Planning and Implementing a Ratio Put Spread
We will assume that the trade above could have been executed at a credit of $100, or at worse even-money. “Even-money” simply means that the trader is collecting the same amount of premium for the short options as is being paid out for the long option. In other words, from a cash outlay standpoint the trade is free. Should the spread be executed as a credit of $100 as expected, the position is better than free in that if it expires worthless the trader still gets to keep the initial $100 in premium collected. Keep in mind that a free trade, or one that provides a credit to the trader, doesn't imply without risk of loss or margin.
This trade involves a long put and two short puts; thus, it faces theoretically unlimited risk beyond the reverse breakeven point. Likewise, the exposure of the short puts creates limited profit potential in that gains on the long put will eventually be offset by losses in the two short puts should the market decline substantially. In this instance, the profit is limited to a handsome sum of $3,600; calculated by multiplying the distance between the long put and the short put by the multiplier for the contract ($50) and adding a credit of $100 ((2050.00 – 1980.00) + 2.00) x $50 = $3,600)).

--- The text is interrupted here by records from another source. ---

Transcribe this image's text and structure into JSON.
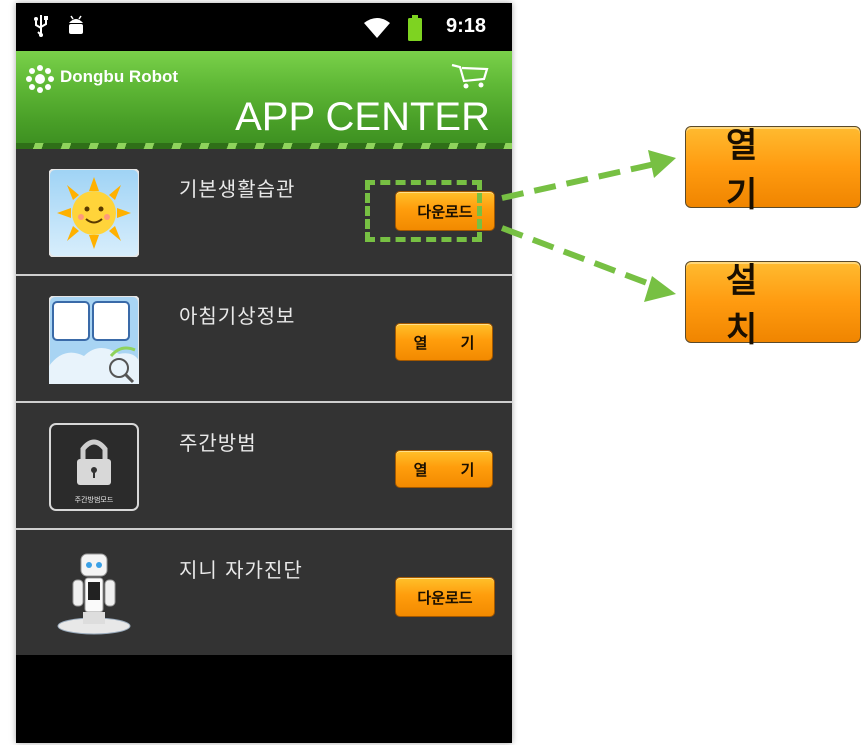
{
  "status_bar": {
    "time": "9:18"
  },
  "header": {
    "brand": "Dongbu Robot",
    "title": "APP CENTER"
  },
  "apps": [
    {
      "name": "기본생활습관",
      "action": "다운로드",
      "icon": "sun-icon"
    },
    {
      "name": "아침기상정보",
      "action": "열 기",
      "icon": "weather-clock-icon"
    },
    {
      "name": "주간방범",
      "action": "열 기",
      "icon": "lock-icon",
      "icon_caption": "주간방범모드"
    },
    {
      "name": "지니 자가진단",
      "action": "다운로드",
      "icon": "robot-icon"
    }
  ],
  "callouts": {
    "open_label": "열 기",
    "install_label": "설 치"
  },
  "colors": {
    "header_green": "#5fb836",
    "button_orange": "#ff9d0c",
    "list_bg": "#333333",
    "highlight_green": "#77c043"
  }
}
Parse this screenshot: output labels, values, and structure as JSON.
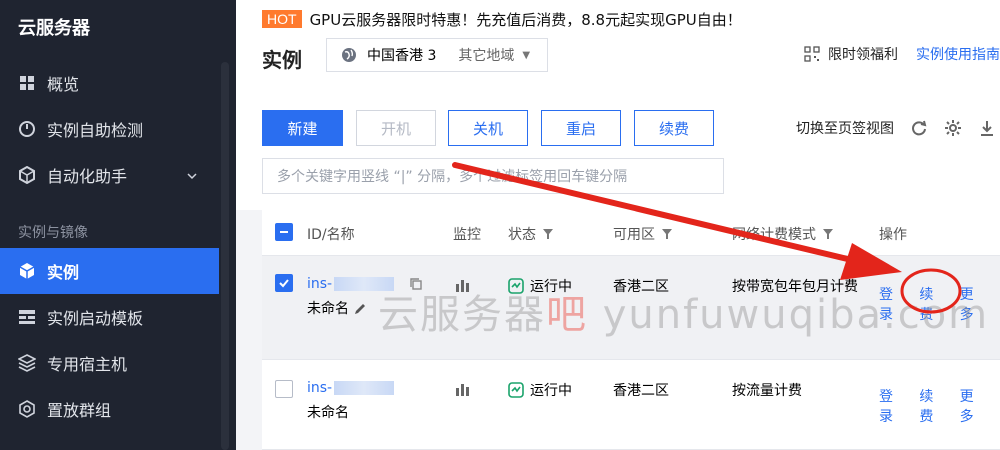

The simplest way to explain the payout diagram of this trade is based on the potential payout at expiration. Upon expiration of this spread, and assuming a fill of a 2.00 point credit, it will be profitable with the futures price trading anywhere from 2052.00 to 1908 without regard to transaction costs. In essence, the spread makes money as from 2050.00 down to 1980.00. If the e-mini S&P 500 futures price at option expiration is at 1980.00 the option spread trader reaps the maximum profit of $72.00, or $3,600.
If the futures price is below 1980.00 at option expiration, the trade is giving back profits until it runs out of money near 1908.00; this level is known as the reverse break-even point. As the futures price drops below 1980.00, the trader faces theoretically unlimited risk. Such a scenario is similar to being long a futures contract from 1908.00. For every point that the futures price moves below the reverse breakeven point, the trader loses $50. I would like to point out that there is only one way for this trade to be a loser at expiration and that is if the futures market is trading beneath 1908.00, which is 142 points beneath the price of the e-mini S&P 500 futures at the time the trade was initiated. To reiterate, ignoring transaction costs, at any point above 1908 through infinity, the trade is either breaking-even or profitable.